* AIM OF THE EXERCISE:
Look at each line of the listing. Copy those that hold the string "title".

(ENTRIES SUPPLIED)

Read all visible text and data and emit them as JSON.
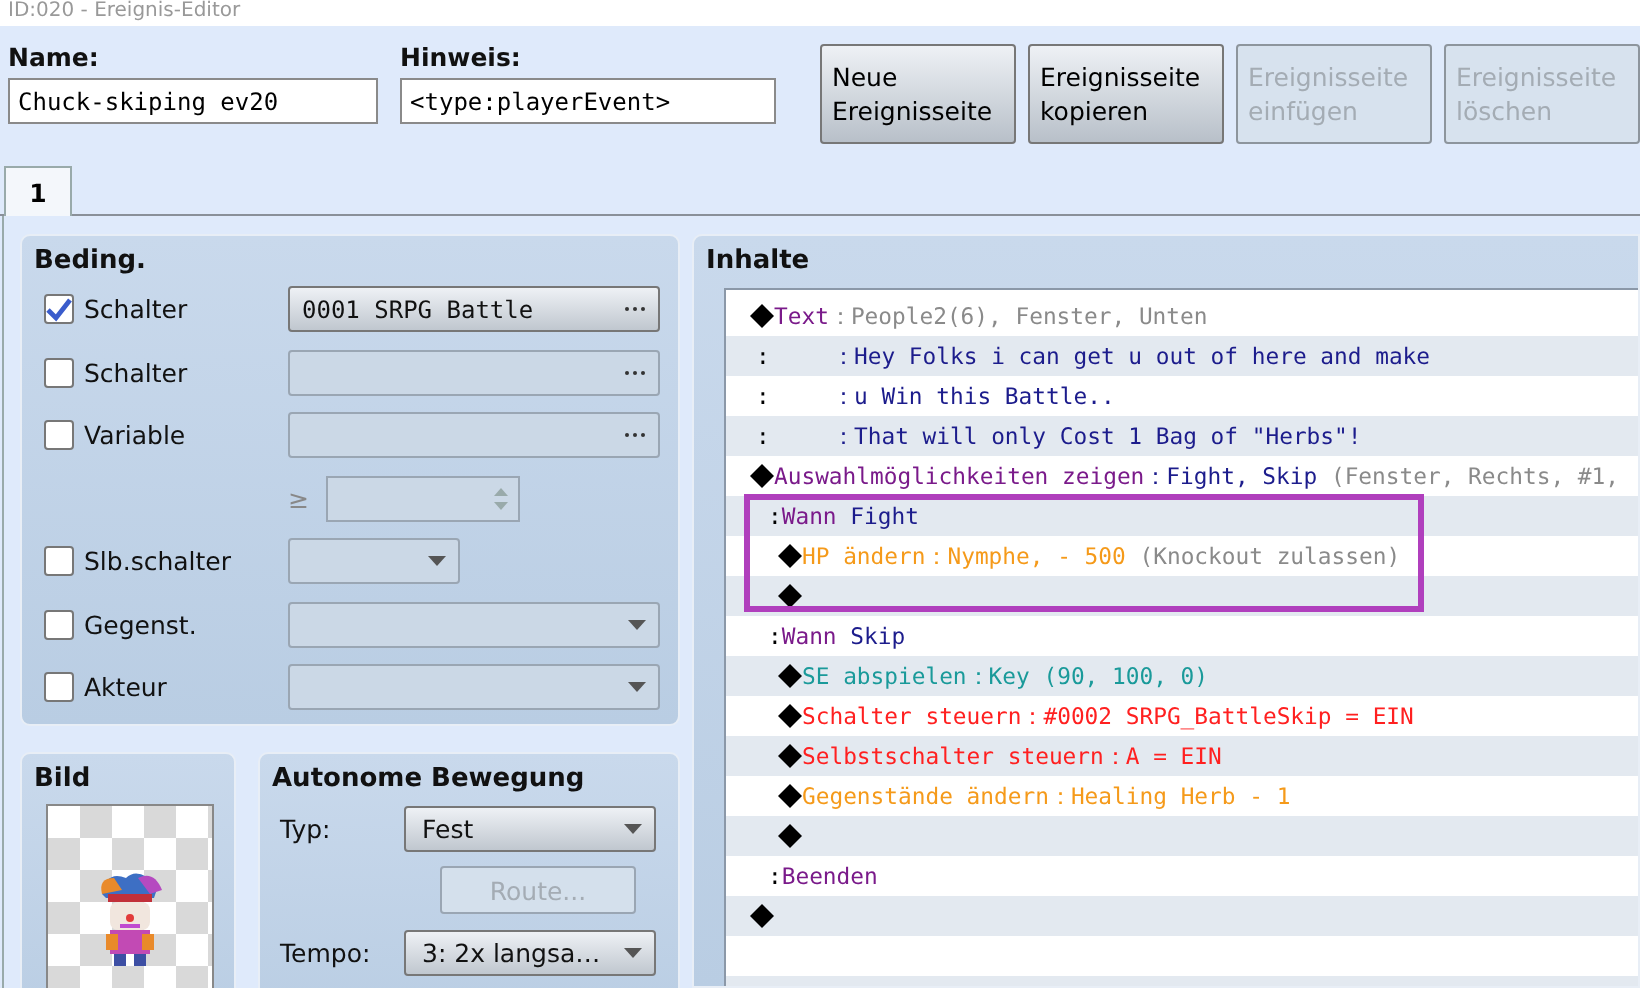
{
  "window": {
    "title": "ID:020 - Ereignis-Editor"
  },
  "name_field": {
    "label": "Name:",
    "value": "Chuck-skiping ev20"
  },
  "note_field": {
    "label": "Hinweis:",
    "value": "<type:playerEvent>"
  },
  "page_buttons": [
    {
      "label": "Neue\nEreignisseite",
      "disabled": false
    },
    {
      "label": "Ereignisseite\nkopieren",
      "disabled": false
    },
    {
      "label": "Ereignisseite\neinfügen",
      "disabled": true
    },
    {
      "label": "Ereignisseite\nlöschen",
      "disabled": true
    }
  ],
  "tabs": [
    {
      "label": "1",
      "selected": true
    }
  ],
  "conditions": {
    "title": "Beding.",
    "rows": [
      {
        "kind": "picker",
        "label": "Schalter",
        "checked": true,
        "value": "0001 SRPG Battle"
      },
      {
        "kind": "picker",
        "label": "Schalter",
        "checked": false
      },
      {
        "kind": "picker",
        "label": "Variable",
        "checked": false
      },
      {
        "kind": "comparison",
        "operator": "≥"
      },
      {
        "kind": "short-dropdown",
        "label": "Slb.schalter",
        "checked": false
      },
      {
        "kind": "dropdown",
        "label": "Gegenst.",
        "checked": false
      },
      {
        "kind": "dropdown",
        "label": "Akteur",
        "checked": false
      }
    ]
  },
  "image": {
    "title": "Bild"
  },
  "movement": {
    "title": "Autonome Bewegung",
    "type_label": "Typ:",
    "type_value": "Fest",
    "route_button": {
      "label": "Route...",
      "disabled": true
    },
    "speed_label": "Tempo:",
    "speed_value": "3: 2x langsa…"
  },
  "contents": {
    "title": "Inhalte",
    "commands": [
      {
        "kind": "command",
        "parts": [
          {
            "text": "Text",
            "color": "#7a1a8a"
          },
          {
            "text": "：People2(6), Fenster, Unten",
            "color": "#8a8a8a"
          }
        ]
      },
      {
        "kind": "continuation",
        "parts": [
          {
            "text": ":",
            "color": "#000000"
          },
          {
            "text": "：Hey Folks i can get u out of here and make",
            "color": "#1c1c8c"
          }
        ]
      },
      {
        "kind": "continuation",
        "parts": [
          {
            "text": ":",
            "color": "#000000"
          },
          {
            "text": "：u Win this Battle..",
            "color": "#1c1c8c"
          }
        ]
      },
      {
        "kind": "continuation",
        "parts": [
          {
            "text": ":",
            "color": "#000000"
          },
          {
            "text": "：That will only Cost 1 Bag of \"Herbs\"!",
            "color": "#1c1c8c"
          }
        ]
      },
      {
        "kind": "command",
        "parts": [
          {
            "text": "Auswahlmöglichkeiten zeigen",
            "color": "#7a1a8a"
          },
          {
            "text": "：Fight, Skip",
            "color": "#1c1c8c"
          },
          {
            "text": " (Fenster, Rechts, #1,",
            "color": "#8a8a8a"
          }
        ],
        "children": [
          {
            "kind": "branch",
            "highlighted": true,
            "parts": [
              {
                "text": ":",
                "color": "#000000"
              },
              {
                "text": "Wann",
                "color": "#7a1a8a"
              },
              {
                "text": " Fight",
                "color": "#1c1c8c"
              }
            ],
            "children": [
              {
                "kind": "command",
                "parts": [
                  {
                    "text": "HP ändern",
                    "color": "#f59a1a"
                  },
                  {
                    "text": "：Nymphe, - 500",
                    "color": "#f59a1a"
                  },
                  {
                    "text": " (Knockout zulassen)",
                    "color": "#8a8a8a"
                  }
                ]
              },
              {
                "kind": "empty"
              }
            ]
          },
          {
            "kind": "branch",
            "highlighted": false,
            "parts": [
              {
                "text": ":",
                "color": "#000000"
              },
              {
                "text": "Wann",
                "color": "#7a1a8a"
              },
              {
                "text": " Skip",
                "color": "#1c1c8c"
              }
            ],
            "children": [
              {
                "kind": "command",
                "parts": [
                  {
                    "text": "SE abspielen",
                    "color": "#1a9a9a"
                  },
                  {
                    "text": "：Key (90, 100, 0)",
                    "color": "#1a9a9a"
                  }
                ]
              },
              {
                "kind": "command",
                "parts": [
                  {
                    "text": "Schalter steuern",
                    "color": "#ff2020"
                  },
                  {
                    "text": "：#0002 SRPG_BattleSkip = EIN",
                    "color": "#ff2020"
                  }
                ]
              },
              {
                "kind": "command",
                "parts": [
                  {
                    "text": "Selbstschalter steuern",
                    "color": "#ff2020"
                  },
                  {
                    "text": "：A = EIN",
                    "color": "#ff2020"
                  }
                ]
              },
              {
                "kind": "command",
                "parts": [
                  {
                    "text": "Gegenstände ändern",
                    "color": "#f59a1a"
                  },
                  {
                    "text": "：Healing Herb - 1",
                    "color": "#f59a1a"
                  }
                ]
              },
              {
                "kind": "empty"
              }
            ]
          },
          {
            "kind": "branch",
            "highlighted": false,
            "parts": [
              {
                "text": ":",
                "color": "#000000"
              },
              {
                "text": "Beenden",
                "color": "#7a1a8a"
              }
            ]
          }
        ]
      },
      {
        "kind": "empty"
      }
    ]
  }
}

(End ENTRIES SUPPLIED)

* ANSWER:
    "title": "ID:020 - Ereignis-Editor"
    "title": "Beding.",
    "title": "Bild"
    "title": "Autonome Bewegung",
    "title": "Inhalte",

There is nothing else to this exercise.